### [TASK PROMPT]
Write out each line of the records that has "플레이어" in it.

### [DATA RECORDS]
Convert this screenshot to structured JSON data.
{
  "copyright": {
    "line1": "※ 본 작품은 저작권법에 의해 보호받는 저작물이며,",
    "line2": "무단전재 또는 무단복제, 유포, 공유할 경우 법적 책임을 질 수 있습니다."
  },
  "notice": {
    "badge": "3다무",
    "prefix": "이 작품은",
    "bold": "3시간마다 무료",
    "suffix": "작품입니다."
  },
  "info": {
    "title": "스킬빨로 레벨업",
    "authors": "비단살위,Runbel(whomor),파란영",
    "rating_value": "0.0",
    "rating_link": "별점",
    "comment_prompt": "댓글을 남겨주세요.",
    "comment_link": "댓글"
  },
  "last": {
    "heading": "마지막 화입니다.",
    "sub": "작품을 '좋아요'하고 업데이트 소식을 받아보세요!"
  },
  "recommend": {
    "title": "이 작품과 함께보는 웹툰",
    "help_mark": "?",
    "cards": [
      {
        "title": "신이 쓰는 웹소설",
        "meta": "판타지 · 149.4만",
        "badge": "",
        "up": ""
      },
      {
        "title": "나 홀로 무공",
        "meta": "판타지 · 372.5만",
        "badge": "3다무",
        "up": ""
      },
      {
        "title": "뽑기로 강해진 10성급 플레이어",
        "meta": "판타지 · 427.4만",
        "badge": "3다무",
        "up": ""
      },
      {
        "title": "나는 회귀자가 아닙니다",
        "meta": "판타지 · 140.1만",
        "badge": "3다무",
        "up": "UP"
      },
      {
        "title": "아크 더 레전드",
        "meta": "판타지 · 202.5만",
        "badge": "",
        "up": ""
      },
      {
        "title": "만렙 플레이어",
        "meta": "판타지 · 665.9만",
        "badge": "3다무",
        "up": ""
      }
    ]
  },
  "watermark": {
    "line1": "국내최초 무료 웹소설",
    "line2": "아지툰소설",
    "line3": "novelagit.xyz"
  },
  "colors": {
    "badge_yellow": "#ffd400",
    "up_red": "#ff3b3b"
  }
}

### [ANSWER TO THIS EXERCISE]
        "title": "뽑기로 강해진 10성급 플레이어",
        "title": "만렙 플레이어",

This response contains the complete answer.